§ Dataset rows for apps and sites
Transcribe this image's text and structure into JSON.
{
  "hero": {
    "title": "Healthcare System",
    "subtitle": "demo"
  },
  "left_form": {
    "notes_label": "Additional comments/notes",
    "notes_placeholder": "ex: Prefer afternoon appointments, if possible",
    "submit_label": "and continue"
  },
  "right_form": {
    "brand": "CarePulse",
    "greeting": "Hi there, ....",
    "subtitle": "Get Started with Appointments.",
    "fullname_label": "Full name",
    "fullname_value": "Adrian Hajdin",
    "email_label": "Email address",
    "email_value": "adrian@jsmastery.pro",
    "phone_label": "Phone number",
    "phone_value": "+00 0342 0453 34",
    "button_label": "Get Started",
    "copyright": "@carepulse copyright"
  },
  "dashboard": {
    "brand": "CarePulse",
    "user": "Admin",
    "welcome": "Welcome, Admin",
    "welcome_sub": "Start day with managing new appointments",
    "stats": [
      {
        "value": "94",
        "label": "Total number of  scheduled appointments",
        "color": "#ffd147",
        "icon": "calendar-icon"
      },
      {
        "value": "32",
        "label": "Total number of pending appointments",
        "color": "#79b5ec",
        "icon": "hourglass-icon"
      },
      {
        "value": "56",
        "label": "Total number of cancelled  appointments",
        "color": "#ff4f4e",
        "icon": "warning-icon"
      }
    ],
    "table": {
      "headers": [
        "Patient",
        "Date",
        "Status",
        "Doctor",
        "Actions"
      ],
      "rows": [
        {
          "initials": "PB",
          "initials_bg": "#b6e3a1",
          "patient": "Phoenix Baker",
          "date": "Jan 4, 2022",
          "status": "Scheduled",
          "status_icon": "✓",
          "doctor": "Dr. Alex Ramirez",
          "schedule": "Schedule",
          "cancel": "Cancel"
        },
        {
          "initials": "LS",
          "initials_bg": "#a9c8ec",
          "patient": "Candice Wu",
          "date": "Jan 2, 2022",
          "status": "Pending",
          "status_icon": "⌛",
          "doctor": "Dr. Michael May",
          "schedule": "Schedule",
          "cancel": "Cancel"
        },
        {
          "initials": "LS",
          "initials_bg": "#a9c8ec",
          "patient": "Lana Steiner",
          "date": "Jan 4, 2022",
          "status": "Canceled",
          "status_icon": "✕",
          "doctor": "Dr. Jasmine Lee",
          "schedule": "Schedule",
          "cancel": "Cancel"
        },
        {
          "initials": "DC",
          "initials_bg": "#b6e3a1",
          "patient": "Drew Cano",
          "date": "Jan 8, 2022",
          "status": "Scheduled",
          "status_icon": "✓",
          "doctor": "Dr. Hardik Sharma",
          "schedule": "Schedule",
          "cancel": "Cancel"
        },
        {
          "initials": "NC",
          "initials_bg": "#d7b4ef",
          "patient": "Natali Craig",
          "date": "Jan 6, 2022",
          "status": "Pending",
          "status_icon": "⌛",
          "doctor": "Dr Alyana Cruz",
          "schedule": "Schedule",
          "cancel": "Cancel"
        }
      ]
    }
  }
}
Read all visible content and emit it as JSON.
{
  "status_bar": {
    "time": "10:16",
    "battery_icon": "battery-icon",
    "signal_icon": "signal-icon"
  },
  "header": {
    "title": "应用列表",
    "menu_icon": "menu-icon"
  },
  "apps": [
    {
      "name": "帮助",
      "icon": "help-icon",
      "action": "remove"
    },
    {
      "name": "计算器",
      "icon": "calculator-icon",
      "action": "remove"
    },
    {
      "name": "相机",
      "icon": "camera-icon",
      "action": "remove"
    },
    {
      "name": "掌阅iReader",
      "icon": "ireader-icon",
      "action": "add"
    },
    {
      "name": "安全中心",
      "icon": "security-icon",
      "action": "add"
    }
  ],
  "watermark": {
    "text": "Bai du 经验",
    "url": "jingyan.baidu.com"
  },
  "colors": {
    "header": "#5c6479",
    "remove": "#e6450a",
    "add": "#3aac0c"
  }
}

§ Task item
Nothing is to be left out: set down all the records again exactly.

§ Answer for this exercise
Transcribe this image's text and structure into JSON.
{
  "hero": {
    "title": "Healthcare System",
    "subtitle": "demo"
  },
  "left_form": {
    "notes_label": "Additional comments/notes",
    "notes_placeholder": "ex: Prefer afternoon appointments, if possible",
    "submit_label": "and continue"
  },
  "right_form": {
    "brand": "CarePulse",
    "greeting": "Hi there, ....",
    "subtitle": "Get Started with Appointments.",
    "fullname_label": "Full name",
    "fullname_value": "Adrian Hajdin",
    "email_label": "Email address",
    "email_value": "adrian@jsmastery.pro",
    "phone_label": "Phone number",
    "phone_value": "+00 0342 0453 34",
    "button_label": "Get Started",
    "copyright": "@carepulse copyright"
  },
  "dashboard": {
    "brand": "CarePulse",
    "user": "Admin",
    "welcome": "Welcome, Admin",
    "welcome_sub": "Start day with managing new appointments",
    "stats": [
      {
        "value": "94",
        "label": "Total number of  scheduled appointments",
        "color": "#ffd147",
        "icon": "calendar-icon"
      },
      {
        "value": "32",
        "label": "Total number of pending appointments",
        "color": "#79b5ec",
        "icon": "hourglass-icon"
      },
      {
        "value": "56",
        "label": "Total number of cancelled  appointments",
        "color": "#ff4f4e",
        "icon": "warning-icon"
      }
    ],
    "table": {
      "headers": [
        "Patient",
        "Date",
        "Status",
        "Doctor",
        "Actions"
      ],
      "rows": [
        {
          "initials": "PB",
          "initials_bg": "#b6e3a1",
          "patient": "Phoenix Baker",
          "date": "Jan 4, 2022",
          "status": "Scheduled",
          "status_icon": "✓",
          "doctor": "Dr. Alex Ramirez",
          "schedule": "Schedule",
          "cancel": "Cancel"
        },
        {
          "initials": "LS",
          "initials_bg": "#a9c8ec",
          "patient": "Candice Wu",
          "date": "Jan 2, 2022",
          "status": "Pending",
          "status_icon": "⌛",
          "doctor": "Dr. Michael May",
          "schedule": "Schedule",
          "cancel": "Cancel"
        },
        {
          "initials": "LS",
          "initials_bg": "#a9c8ec",
          "patient": "Lana Steiner",
          "date": "Jan 4, 2022",
          "status": "Canceled",
          "status_icon": "✕",
          "doctor": "Dr. Jasmine Lee",
          "schedule": "Schedule",
          "cancel": "Cancel"
        },
        {
          "initials": "DC",
          "initials_bg": "#b6e3a1",
          "patient": "Drew Cano",
          "date": "Jan 8, 2022",
          "status": "Scheduled",
          "status_icon": "✓",
          "doctor": "Dr. Hardik Sharma",
          "schedule": "Schedule",
          "cancel": "Cancel"
        },
        {
          "initials": "NC",
          "initials_bg": "#d7b4ef",
          "patient": "Natali Craig",
          "date": "Jan 6, 2022",
          "status": "Pending",
          "status_icon": "⌛",
          "doctor": "Dr Alyana Cruz",
          "schedule": "Schedule",
          "cancel": "Cancel"
        }
      ]
    }
  }
}
Read all visible content and emit it as JSON.
{
  "status_bar": {
    "time": "10:16",
    "battery_icon": "battery-icon",
    "signal_icon": "signal-icon"
  },
  "header": {
    "title": "应用列表",
    "menu_icon": "menu-icon"
  },
  "apps": [
    {
      "name": "帮助",
      "icon": "help-icon",
      "action": "remove"
    },
    {
      "name": "计算器",
      "icon": "calculator-icon",
      "action": "remove"
    },
    {
      "name": "相机",
      "icon": "camera-icon",
      "action": "remove"
    },
    {
      "name": "掌阅iReader",
      "icon": "ireader-icon",
      "action": "add"
    },
    {
      "name": "安全中心",
      "icon": "security-icon",
      "action": "add"
    }
  ],
  "watermark": {
    "text": "Bai du 经验",
    "url": "jingyan.baidu.com"
  },
  "colors": {
    "header": "#5c6479",
    "remove": "#e6450a",
    "add": "#3aac0c"
  }
}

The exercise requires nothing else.